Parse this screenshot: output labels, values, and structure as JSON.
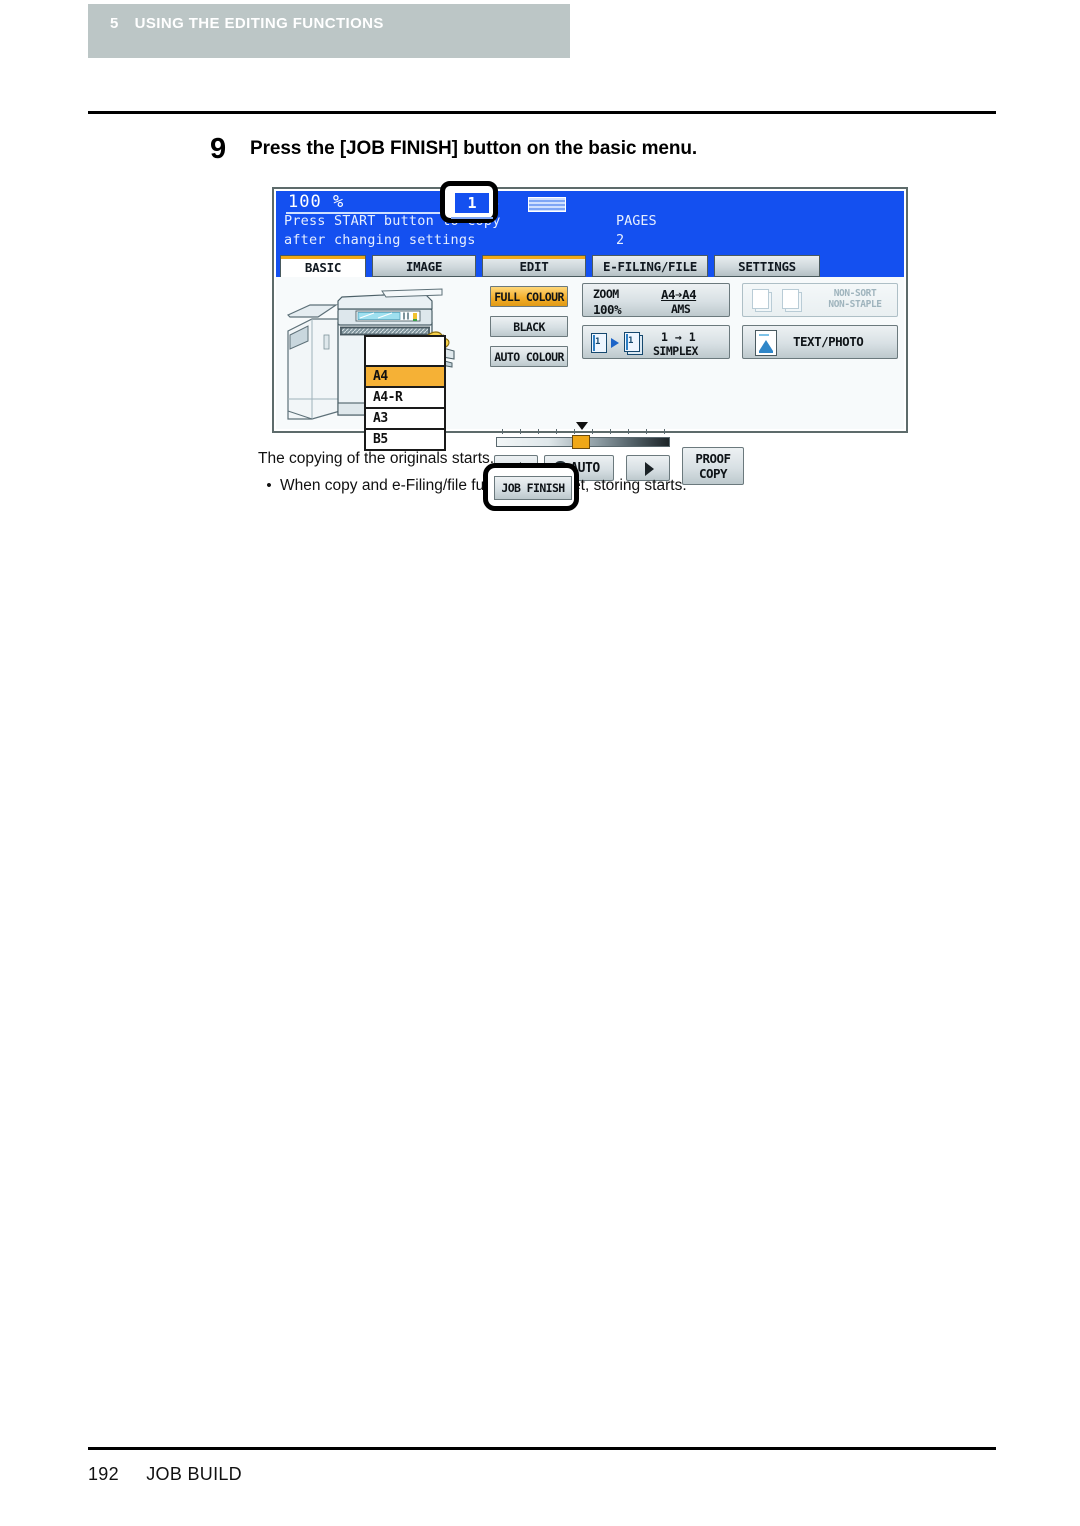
{
  "chapter": {
    "number": "5",
    "title": "USING THE EDITING FUNCTIONS"
  },
  "step": {
    "number": "9",
    "text": "Press the [JOB FINISH] button on the basic menu."
  },
  "lcd": {
    "header": {
      "zoom_ratio": "100 %",
      "copies": "1",
      "paper_size": "A4",
      "message_line1": "Press START button to copy",
      "message_line2": "after changing settings",
      "pages_label": "PAGES",
      "pages_value": "2"
    },
    "tabs": [
      {
        "label": "BASIC",
        "active": true
      },
      {
        "label": "IMAGE",
        "active": false
      },
      {
        "label": "EDIT",
        "active": false
      },
      {
        "label": "E-FILING/FILE",
        "active": false
      },
      {
        "label": "SETTINGS",
        "active": false
      }
    ],
    "drawers": [
      {
        "label": "A4",
        "selected": true
      },
      {
        "label": "A4-R",
        "selected": false
      },
      {
        "label": "A3",
        "selected": false
      },
      {
        "label": "B5",
        "selected": false
      }
    ],
    "colour_buttons": [
      {
        "label": "FULL COLOUR",
        "selected": true
      },
      {
        "label": "BLACK",
        "selected": false
      },
      {
        "label": "AUTO COLOUR",
        "selected": false
      }
    ],
    "job_finish_label": "JOB FINISH",
    "zoom_button": {
      "label": "ZOOM",
      "value": "100%",
      "sizes": "A4➔A4",
      "mode": "AMS"
    },
    "simplex_button": {
      "left_page_num": "1",
      "right_page_num": "1",
      "ratio": "1 → 1",
      "label": "SIMPLEX"
    },
    "finishing_button": {
      "line1": "NON-SORT",
      "line2": "NON-STAPLE",
      "disabled": true
    },
    "original_mode_button": {
      "label": "TEXT/PHOTO"
    },
    "density": {
      "left_arrow": "◀",
      "auto_label": "AUTO",
      "right_arrow": "▶"
    },
    "proof_copy": {
      "line1": "PROOF",
      "line2": "COPY"
    }
  },
  "caption": {
    "line1": "The copying of the originals starts.",
    "bullet_dot": "•",
    "bullet1": "When copy and e-Filing/file functions are set, storing starts."
  },
  "footer": {
    "page_number": "192",
    "section": "JOB BUILD"
  },
  "colors": {
    "lcd_blue": "#1450f0",
    "accent_amber": "#f0a818",
    "band_gray": "#bcc6c6"
  }
}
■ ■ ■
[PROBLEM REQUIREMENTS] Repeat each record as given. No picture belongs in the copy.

[SOLUTION TO THE PROBLEM]
Parse this screenshot: output labels, values, and structure as JSON.
{
  "chapter": {
    "number": "5",
    "title": "USING THE EDITING FUNCTIONS"
  },
  "step": {
    "number": "9",
    "text": "Press the [JOB FINISH] button on the basic menu."
  },
  "lcd": {
    "header": {
      "zoom_ratio": "100 %",
      "copies": "1",
      "paper_size": "A4",
      "message_line1": "Press START button to copy",
      "message_line2": "after changing settings",
      "pages_label": "PAGES",
      "pages_value": "2"
    },
    "tabs": [
      {
        "label": "BASIC",
        "active": true
      },
      {
        "label": "IMAGE",
        "active": false
      },
      {
        "label": "EDIT",
        "active": false
      },
      {
        "label": "E-FILING/FILE",
        "active": false
      },
      {
        "label": "SETTINGS",
        "active": false
      }
    ],
    "drawers": [
      {
        "label": "A4",
        "selected": true
      },
      {
        "label": "A4-R",
        "selected": false
      },
      {
        "label": "A3",
        "selected": false
      },
      {
        "label": "B5",
        "selected": false
      }
    ],
    "colour_buttons": [
      {
        "label": "FULL COLOUR",
        "selected": true
      },
      {
        "label": "BLACK",
        "selected": false
      },
      {
        "label": "AUTO COLOUR",
        "selected": false
      }
    ],
    "job_finish_label": "JOB FINISH",
    "zoom_button": {
      "label": "ZOOM",
      "value": "100%",
      "sizes": "A4➔A4",
      "mode": "AMS"
    },
    "simplex_button": {
      "left_page_num": "1",
      "right_page_num": "1",
      "ratio": "1 → 1",
      "label": "SIMPLEX"
    },
    "finishing_button": {
      "line1": "NON-SORT",
      "line2": "NON-STAPLE",
      "disabled": true
    },
    "original_mode_button": {
      "label": "TEXT/PHOTO"
    },
    "density": {
      "left_arrow": "◀",
      "auto_label": "AUTO",
      "right_arrow": "▶"
    },
    "proof_copy": {
      "line1": "PROOF",
      "line2": "COPY"
    }
  },
  "caption": {
    "line1": "The copying of the originals starts.",
    "bullet_dot": "•",
    "bullet1": "When copy and e-Filing/file functions are set, storing starts."
  },
  "footer": {
    "page_number": "192",
    "section": "JOB BUILD"
  },
  "colors": {
    "lcd_blue": "#1450f0",
    "accent_amber": "#f0a818",
    "band_gray": "#bcc6c6"
  }
}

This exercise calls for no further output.